Nowhere of course, does he mention the ill advised income tax cut that the Republicans put through in 2005. You know, the one that cut the state income tax by 21%, causing at least a two billion a year drop in revenues. No, Blowhard John just ignores that fact and blames Strickland for the fiscal mess the state government is in.

Expect more of this type of bs from Blowhard John over the next 17 months until the election. Hopefully, after he is defeated, it will cease, but don't count on it.

Monday, June 22, 2009

Beacon Journal's Michael Douglas Shows Why Editorial Writers Aren't Politicians

On Father's Day, June 21, the Akron Beacon Journal ran a column by Michael Douglas, who is in charge of the editorial board, blasting Governor Ted Strickland for advocating slot machines at racetracks to raise much needed revenue. Apparently Douglas believes that Strickland should advocate tax increases. Perhaps Douglas is in need of a history lesson, one that Ohio Democrats haven't forgotten.

In 1982, Dick Celeste became Ohio's Governor. Following his election, the Democrats had control of the General Assembly and all the executive offices in the state. They also had the obligation to govern the state during a severe recession.

The Democrats bit the bullet and raised the state income tax. Celeste managed to get re-elected in 1986, and the Democrats held on to the House of Representatives, but in 1984, they lost control of the Ohio Senate. The Republicans used the campaign theme of the supposed 90% tax increase that Celeste had gotten through the General Assembly. It worked, and the Republicans haven't lost control of the State Senate since that election.

Douglas apparently believes that all Strickland has to do is come out for higher taxes and the Republicans in the Senate will just roll over and help raise taxes. There is absolutely no evidence that Bill Harris, and the rest of the Republican leadership in the Senate, will go along with that idea.

What is more likely to happen is that Strickland would come out for a tax increase, the Republicans would block it in the Senate, and the Democrats would lose both the Governor's race and control of the House in 2010. Such a result is way too high a price to pay to make editorial writers happy.

Sunday, June 21, 2009

Is It Just Me, Or Do Southerners Who Come from Confederate States Tick You Off with Claims of Being More Pro-American?

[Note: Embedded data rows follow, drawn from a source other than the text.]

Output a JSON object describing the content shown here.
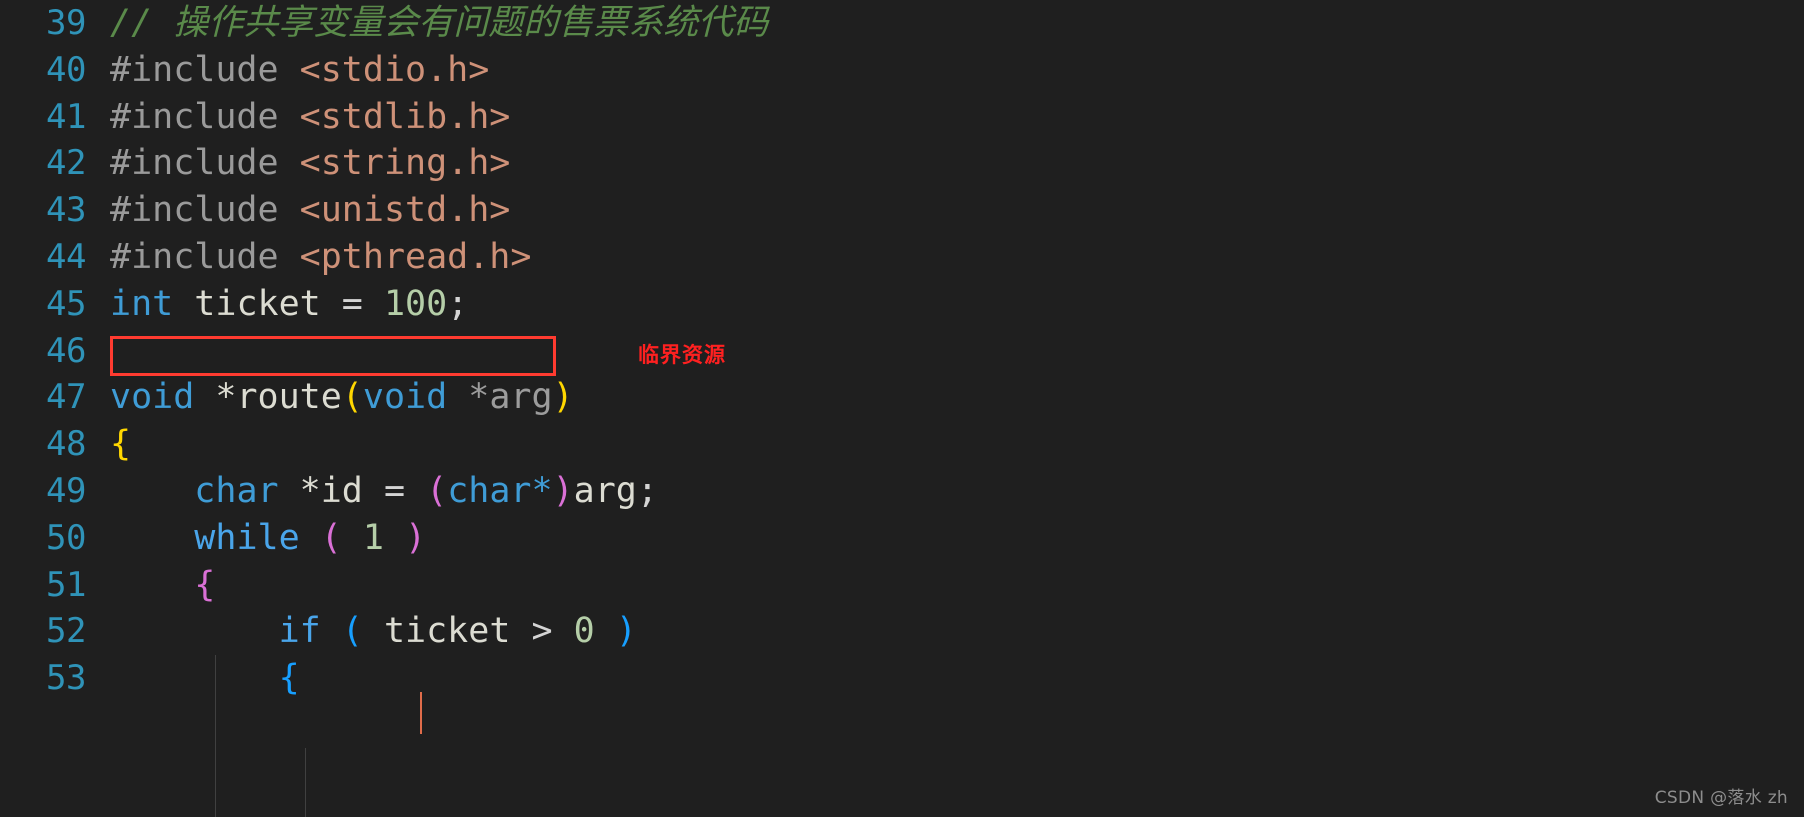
{
  "editor": {
    "background": "#1f1f1f",
    "line_number_color": "#2f93b8",
    "first_visible_line": 39,
    "last_visible_line": 53
  },
  "lines": [
    {
      "n": "39",
      "text": "// 操作共享变量会有问题的售票系统代码"
    },
    {
      "n": "40",
      "text": "#include <stdio.h>"
    },
    {
      "n": "41",
      "text": "#include <stdlib.h>"
    },
    {
      "n": "42",
      "text": "#include <string.h>"
    },
    {
      "n": "43",
      "text": "#include <unistd.h>"
    },
    {
      "n": "44",
      "text": "#include <pthread.h>"
    },
    {
      "n": "45",
      "text": "int ticket = 100;"
    },
    {
      "n": "46",
      "text": ""
    },
    {
      "n": "47",
      "text": "void *route(void *arg)"
    },
    {
      "n": "48",
      "text": "{"
    },
    {
      "n": "49",
      "text": "    char *id = (char*)arg;"
    },
    {
      "n": "50",
      "text": "    while ( 1 )"
    },
    {
      "n": "51",
      "text": "    {"
    },
    {
      "n": "52",
      "text": "        if ( ticket > 0 )"
    },
    {
      "n": "53",
      "text": "        {"
    }
  ],
  "tokens": {
    "l39": {
      "slashes": "//",
      "comment": " 操作共享变量会有问题的售票系统代码"
    },
    "l40": {
      "directive": "#include ",
      "header": "<stdio.h>"
    },
    "l41": {
      "directive": "#include ",
      "header": "<stdlib.h>"
    },
    "l42": {
      "directive": "#include ",
      "header": "<string.h>"
    },
    "l43": {
      "directive": "#include ",
      "header": "<unistd.h>"
    },
    "l44": {
      "directive": "#include ",
      "header": "<pthread.h>"
    },
    "l45": {
      "type": "int",
      "sp1": " ",
      "name": "ticket",
      "eq": " = ",
      "num": "100",
      "semi": ";"
    },
    "l47": {
      "type": "void",
      "star_name": " *route",
      "paren_open": "(",
      "ptype": "void",
      "param": " *arg",
      "paren_close": ")"
    },
    "l48": {
      "brace": "{"
    },
    "l49": {
      "indent": "    ",
      "type": "char",
      "star_name": " *id",
      "eq": " = ",
      "paren_open": "(",
      "cast": "char*",
      "paren_close": ")",
      "arg": "arg",
      "semi": ";"
    },
    "l50": {
      "indent": "    ",
      "kw": "while",
      "sp": " ",
      "paren_open": "(",
      "inner": " 1 ",
      "paren_close": ")"
    },
    "l51": {
      "indent": "    ",
      "brace": "{"
    },
    "l52": {
      "indent": "        ",
      "kw": "if",
      "sp": " ",
      "paren_open": "(",
      "cond_var": " ticket ",
      "op": ">",
      "num": " 0 ",
      "paren_close": ")"
    },
    "l53": {
      "indent": "        ",
      "brace": "{"
    }
  },
  "annotation": {
    "label": "临界资源",
    "color": "#ff2020",
    "box_color": "#ff3b30",
    "target_line": "45"
  },
  "watermark": {
    "text": "CSDN @落水 zh"
  }
}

The picture in this entry is of Rusty DePass, a South Carolina Republican GOP activist, who recently made some news by claiming that Michelle Obama's ancestors were gorillas, and then trying to claim that Michelle actually started that joke with a supposed comment about evolution. The Michelle comment, while obviously racist, is not what has drawn my attention. What has drawn my attention is another stupid comment this bigot made about New York City and the events of 9-11-2001.

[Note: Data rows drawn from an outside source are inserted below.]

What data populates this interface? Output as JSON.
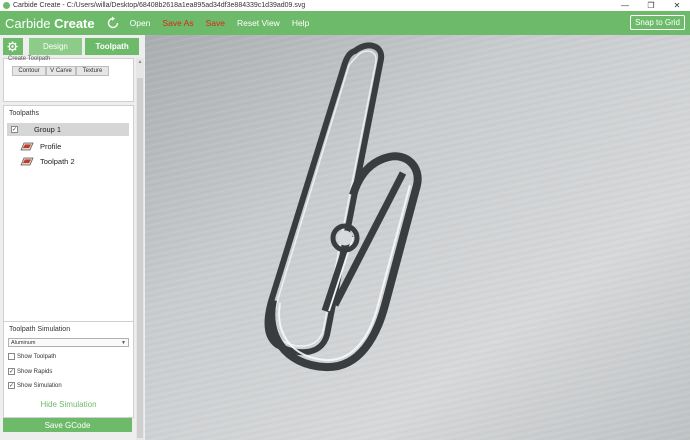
{
  "window": {
    "title": "Carbide Create - C:/Users/willa/Desktop/68408b2618a1ea895ad34df3e884339c1d39ad09.svg",
    "controls": [
      "—",
      "❐",
      "✕"
    ]
  },
  "appbar": {
    "brand_light": "Carbide ",
    "brand_bold": "Create",
    "menu": [
      {
        "label": "Open",
        "color": "#ffffff"
      },
      {
        "label": "Save As",
        "color": "#d9261c"
      },
      {
        "label": "Save",
        "color": "#d9261c"
      },
      {
        "label": "Reset View",
        "color": "#ffffff"
      },
      {
        "label": "Help",
        "color": "#ffffff"
      }
    ],
    "snap_label": "Snap to Grid"
  },
  "tabs": {
    "design": "Design",
    "toolpath": "Toolpath",
    "active": "toolpath"
  },
  "create_toolpath": {
    "label": "Create Toolpath",
    "buttons": [
      "Contour",
      "V Carve",
      "Texture"
    ]
  },
  "toolpaths": {
    "title": "Toolpaths",
    "group": {
      "label": "Group 1",
      "checked": true
    },
    "items": [
      {
        "label": "Profile"
      },
      {
        "label": "Toolpath 2"
      }
    ]
  },
  "simulation": {
    "title": "Toolpath Simulation",
    "material": "Aluminum",
    "options": [
      {
        "label": "Show Toolpath",
        "checked": false
      },
      {
        "label": "Show Rapids",
        "checked": true
      },
      {
        "label": "Show Simulation",
        "checked": true
      }
    ],
    "hide_label": "Hide Simulation",
    "save_gcode": "Save GCode"
  },
  "colors": {
    "accent": "#6dbb6a",
    "warning": "#d9261c",
    "metal": "#c9ccce"
  },
  "icons": {
    "refresh": "refresh-icon",
    "gear": "gear-icon",
    "toolpath": "toolpath-icon"
  }
}
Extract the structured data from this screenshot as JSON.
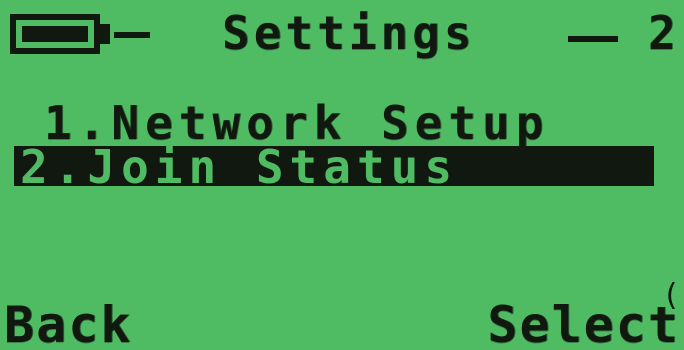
{
  "header": {
    "title": "Settings",
    "page_number": "2",
    "battery_icon": "battery-icon"
  },
  "menu": {
    "items": [
      {
        "label": "1.Network Setup",
        "selected": false
      },
      {
        "label": "2.Join Status",
        "selected": true
      }
    ]
  },
  "scroll_indicator": "(",
  "softkeys": {
    "left_label": "Back",
    "right_label": "Select"
  },
  "colors": {
    "lcd_background": "#4fbc63",
    "lcd_foreground": "#101810"
  }
}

Apparently, in the 2008 Republican primary, this guy was supporting Rudy Giuliani. In comments made once when introducing Rudy to some South Carolina Republicans, DePass stated that most of the time South Carolina Republicans didn't care what New Yorkers thought, but that the events of 9-11 had "made them Americans again."

Think about that line for a second. Here is a Republican coming from the state that led the secession movement in the South, starting with John Calhoun. The state that started the Civil War to defend slavery. The state that gave the nation the racist Strom Thurmond. And he has the gall to imply that New Yorkers aren't "real Americans?"

I am so tired of this kind of crap from Southerners. Just because you like to brag about how pro-American you are doesn't change the fact that many Southerners are still pissed off about losing the Civil War. Are still pissed off about the 1964 Civil Rights Act, and are really pissed off that an African-American is President.

Here's some suggestions for such Southerners: 1. Stop putting Confederate flag bumper stickers on your cars and trucks; 2. Stop whining about how you are entitled to celebrate the culture of White America, and that flying the Confederate flag is "not about the hate, but about the heritage." Stop implying that Americans who don't agree with you are somehow less American than you are.